Yes, everyone needs to read this book! It moved me so much I donated to the Equal Justice Initiative after I read it. I admire Stevenson so much. The movie is good but not as good as the book, of course.
Way to go Ti. Glad you finished this one & reviewed it despite this pandemic. I’m glad you say it’s not dark & depressing but filled more with hope. I do plan to read it this year. I am a bit of a mood reader so I need to get in the right spot … but I know when I pick it up … it’ll go and work its magic. I’ll watch the movie after I read it.
When I saw that you had this book coming up to read but were wary of it being too heavy, I thought, just start it, you’ll see, it’s soooo worth it! And you loved it! This is definitely one of those books that has stayed with me for years. It’s so important, well written, and interesting. Maybe I’ll see if we can stream the movie.
Glad you ended up reading this one. I absolutely love it… and still need to see the movie.
This one is on my list but I keep pushing it back because I imagine the subject to be heavy. Hope, I can get behind though. Will bump this up.

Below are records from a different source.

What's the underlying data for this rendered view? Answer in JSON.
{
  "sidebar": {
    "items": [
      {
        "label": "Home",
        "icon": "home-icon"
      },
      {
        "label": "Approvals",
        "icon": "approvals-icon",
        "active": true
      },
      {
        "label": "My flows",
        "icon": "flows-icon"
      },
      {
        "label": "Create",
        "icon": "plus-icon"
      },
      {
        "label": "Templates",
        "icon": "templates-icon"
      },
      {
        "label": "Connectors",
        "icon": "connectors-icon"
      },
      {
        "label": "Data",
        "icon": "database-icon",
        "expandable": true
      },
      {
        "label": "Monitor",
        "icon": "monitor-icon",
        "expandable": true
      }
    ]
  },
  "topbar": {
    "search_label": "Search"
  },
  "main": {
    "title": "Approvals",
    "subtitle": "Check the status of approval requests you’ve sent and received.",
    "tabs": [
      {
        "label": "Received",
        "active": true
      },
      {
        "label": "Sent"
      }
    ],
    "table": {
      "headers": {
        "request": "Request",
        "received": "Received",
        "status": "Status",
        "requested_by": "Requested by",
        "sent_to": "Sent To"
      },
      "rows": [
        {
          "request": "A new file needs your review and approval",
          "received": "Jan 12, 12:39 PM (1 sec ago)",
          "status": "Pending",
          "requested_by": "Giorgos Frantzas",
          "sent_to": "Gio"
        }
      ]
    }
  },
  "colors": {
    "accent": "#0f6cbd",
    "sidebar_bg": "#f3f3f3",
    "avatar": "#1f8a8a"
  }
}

I think you will really fall in love the Stevenson’s work.
I haven’t heard of this book, but I don’t really read memoir
It’s technically memoir but because of the legal aspects of his story, it reads like a courtroom drama. It was actually very good and will stay with me for a long time. I head heard from many that this is a book everyone should read and I agree.